of Ermland. But it fell in a 'papal' month, and Bishop Watzelrode's influence at Rome was insufficient to obtain the nomination for his nephew. Two years later, however, the incumbent was obliging enough to die in August, whereupon Nicholas Copernicus, at the age of twenty-four, attained the dignity, and was ensured the emoluments of Canon of Frauenburg.
He was by that time already in Italy. Of the influences which he there encountered we have spoken in an article designed to indicate the origin and trace the development of his cosmical ideas. It suffices here to state the chief results of recent enquiries into his personal history and circumstances.
Copernicus entered the University of Bologna, as a student of canon law, at the opening of the winter term of 1496-7. The occurrence of his name in the annals of the 'Natio Germanorum' must be regarded as a strong point in favour of the upholders of his Teutonic origin.

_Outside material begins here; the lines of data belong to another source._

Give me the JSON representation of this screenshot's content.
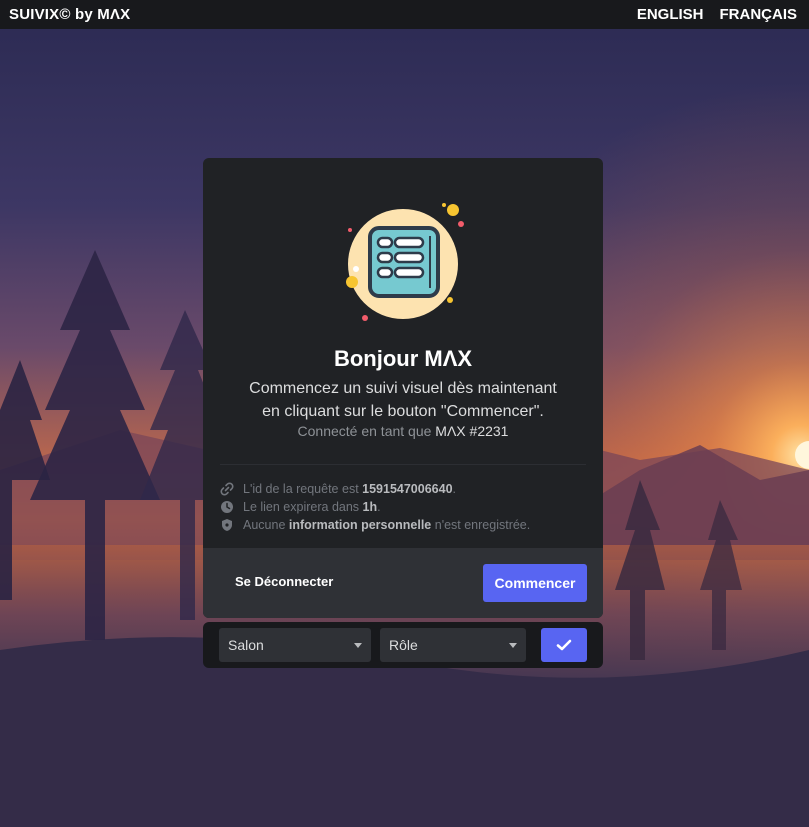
{
  "topbar": {
    "brand": "SUIVIX© by MΛX",
    "lang_en": "ENGLISH",
    "lang_fr": "FRANÇAIS"
  },
  "card": {
    "illustration_icon": "checklist-icon",
    "greeting": "Bonjour MΛX",
    "description_line1": "Commencez un suivi visuel dès maintenant",
    "description_line2": "en cliquant sur le bouton \"Commencer\".",
    "connected_prefix": "Connecté en tant que ",
    "connected_user": "MΛX #2231",
    "info": [
      {
        "icon": "link-icon",
        "prefix": "L'id de la requête est ",
        "bold": "1591547006640",
        "suffix": "."
      },
      {
        "icon": "clock-icon",
        "prefix": "Le lien expirera dans ",
        "bold": "1h",
        "suffix": "."
      },
      {
        "icon": "shield-icon",
        "prefix": "Aucune ",
        "bold": "information personnelle",
        "suffix": " n'est enregistrée."
      }
    ],
    "logout_label": "Se Déconnecter",
    "start_label": "Commencer"
  },
  "selects": {
    "channel": "Salon",
    "role": "Rôle",
    "confirm_icon": "check-icon"
  },
  "colors": {
    "accent": "#5865f2",
    "card_bg": "#202225",
    "footer_bg": "#2f3136",
    "topbar_bg": "#18191c"
  }
}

Indeed, taken in connexion with his unquestioned use of German as his mother-tongue, it might — at least by impartial outsiders possessing intelligence of the ordinary blunt, though serviceable type — be fairly held to terminate the controversy. This, however, seems beyond hope. Controversies rarely die save of inanition. For adverse facts they not unfrequently prove to have the digestion of ostriches. And in the present instance, where common sense and technical argument might be said to be arrayed one against the other, it is plain that the view taken depends, in great measure, upon the natural bias of the mind.
The next that we hear of the brothers Copernicus (for Andrew followed, after the lapse of two years, in the steps of Nicholas) relates to their pecuniary difficulties. The expenses of even the most frugal life in Bologna were, according to the standard of that time, extremely high. And frugality was by no means the rule amongst the medley of tribes frequenting the professorial haunts in the Via San Mamolo. How far the two Prussian youths allowed themselves to be carried by the whirl of undisciplined existence around them

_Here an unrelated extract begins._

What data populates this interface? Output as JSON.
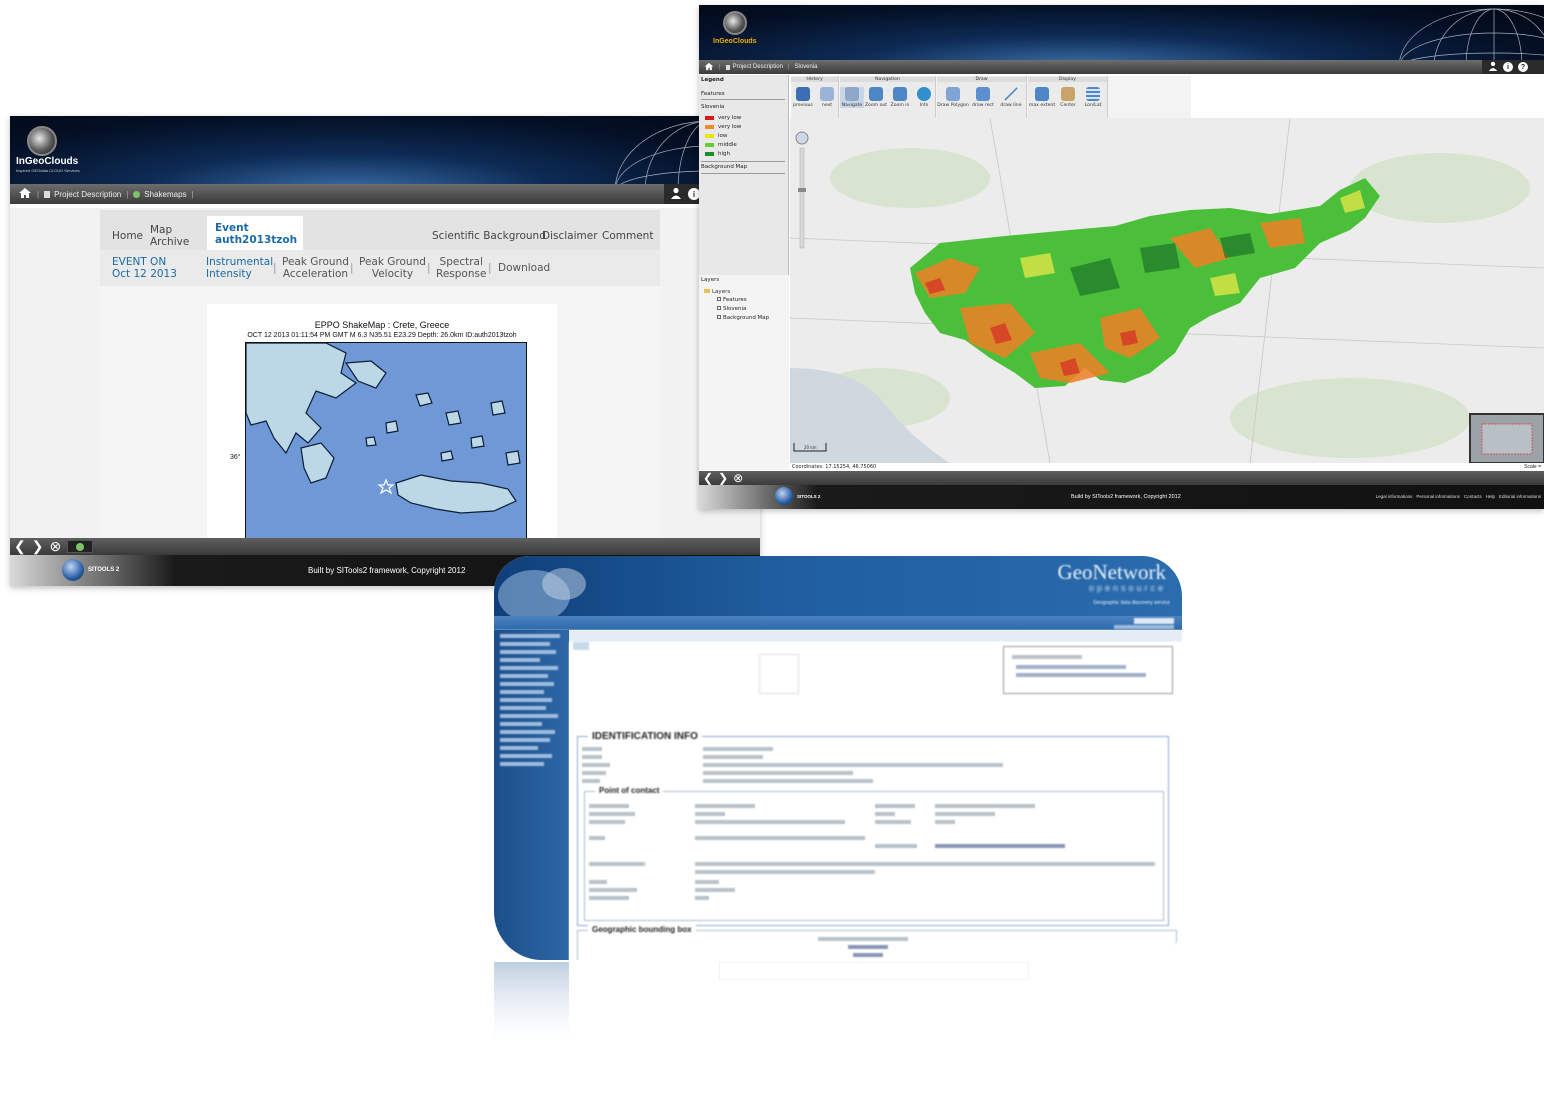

- In the odd months of the year, according to the stipulations of the German Concordats, nominations to vacant canonries were reserved to the Roman Curia ; in the even months they belonged to the bishop of the diocese. (Prowe, Th. i. p. 172, note.)

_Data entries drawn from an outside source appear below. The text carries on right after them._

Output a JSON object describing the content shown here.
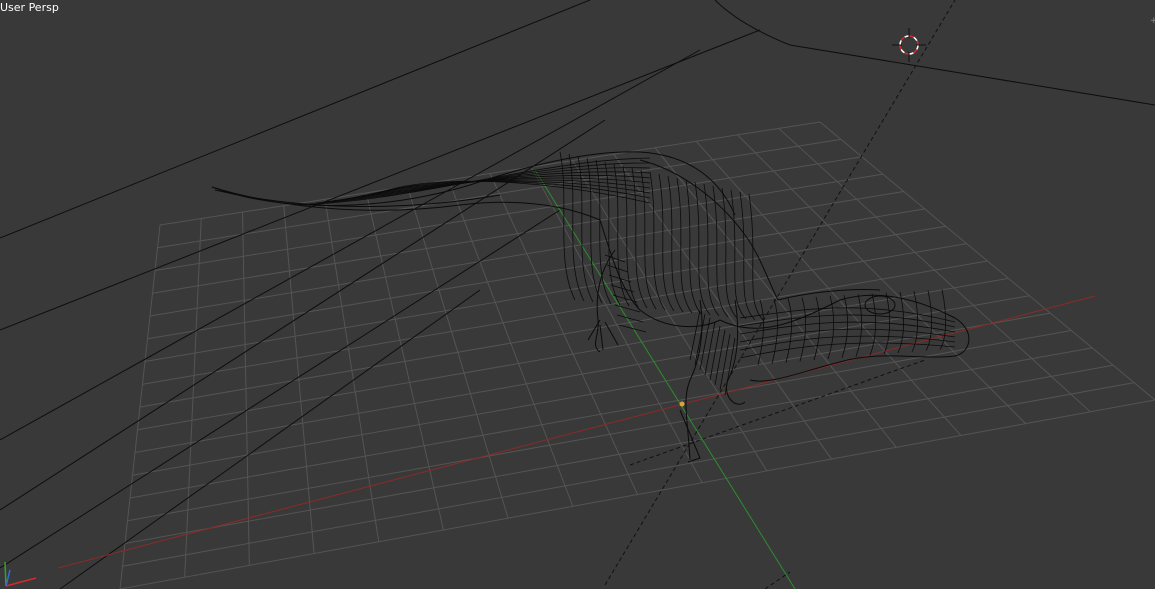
{
  "viewport": {
    "view_label": "User Persp",
    "shading": "wireframe",
    "background_color": "#393939",
    "grid_color": "#555555",
    "x_axis_color": "#8c2a2a",
    "y_axis_color": "#2f8c2f",
    "model_wire_color": "#0b0b0b",
    "cursor_icon": "3d-cursor-icon",
    "axis_gizmo_icon": "axis-gizmo-icon",
    "edge_handle_icon": "plus-icon"
  }
}
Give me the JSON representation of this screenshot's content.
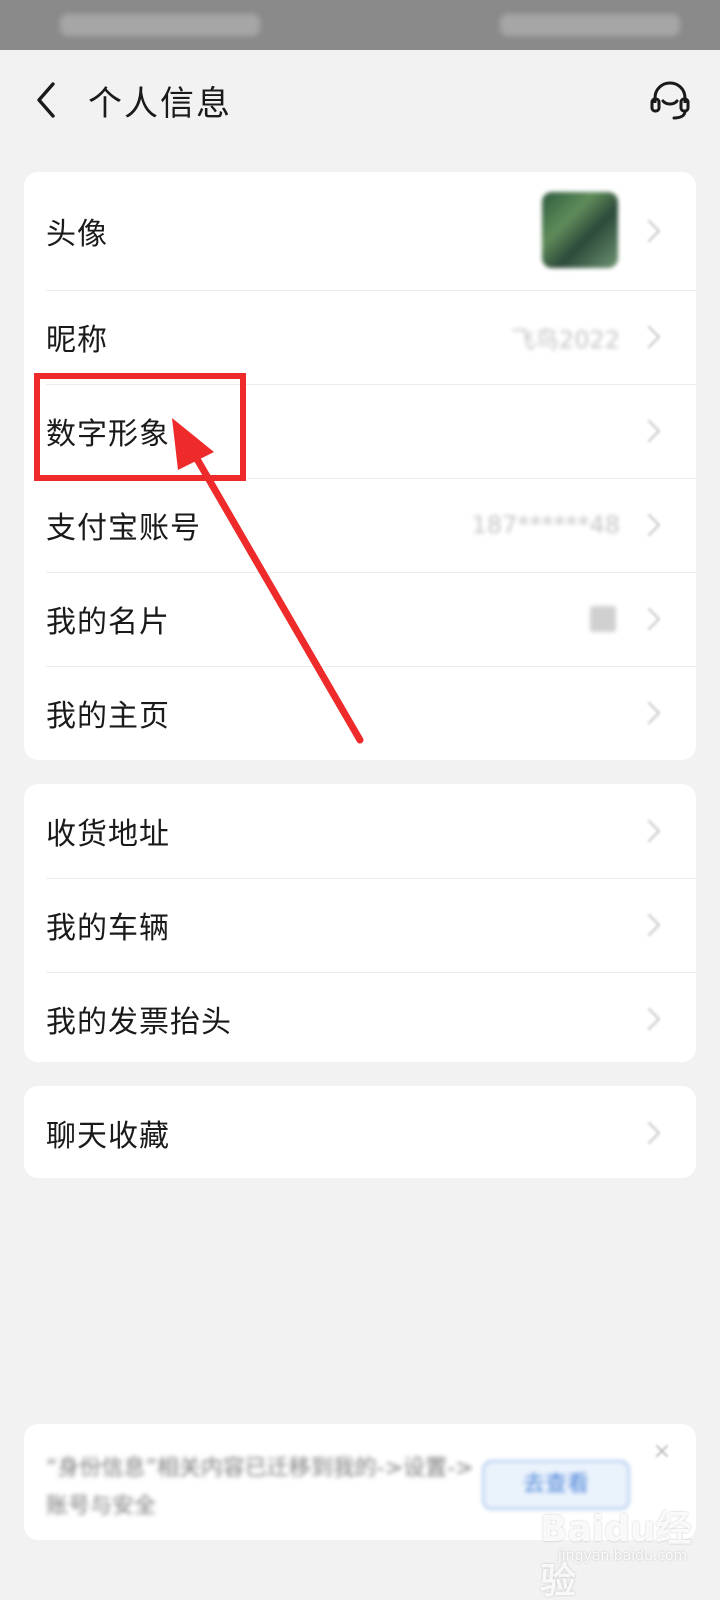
{
  "status_bar": {
    "left_text": "",
    "right_text": ""
  },
  "header": {
    "title": "个人信息"
  },
  "card1": {
    "rows": [
      {
        "label": "头像",
        "value": ""
      },
      {
        "label": "昵称",
        "value": "飞鸟2022"
      },
      {
        "label": "数字形象",
        "value": ""
      },
      {
        "label": "支付宝账号",
        "value": "187******48"
      },
      {
        "label": "我的名片",
        "value": ""
      },
      {
        "label": "我的主页",
        "value": ""
      }
    ]
  },
  "card2": {
    "rows": [
      {
        "label": "收货地址"
      },
      {
        "label": "我的车辆"
      },
      {
        "label": "我的发票抬头"
      }
    ]
  },
  "card3": {
    "rows": [
      {
        "label": "聊天收藏"
      }
    ]
  },
  "banner": {
    "text": "“身份信息”相关内容已迁移到我的->设置->账号与安全",
    "button": "去查看",
    "close": "×"
  },
  "watermark": {
    "main": "Baidu经验",
    "sub": "jingyan.baidu.com"
  },
  "colors": {
    "annotation": "#ee2a2a",
    "background": "#f2f2f2",
    "card": "#ffffff"
  },
  "icons": {
    "back": "chevron-left-icon",
    "support": "headset-icon",
    "row": "chevron-right-icon"
  }
}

- Edinburgh Review, vol. cxlvi. pp. 102-114.
- Malagola, 'Della Vita di Antonio Urceo,' Bologna, 1878, pp. 313, 561.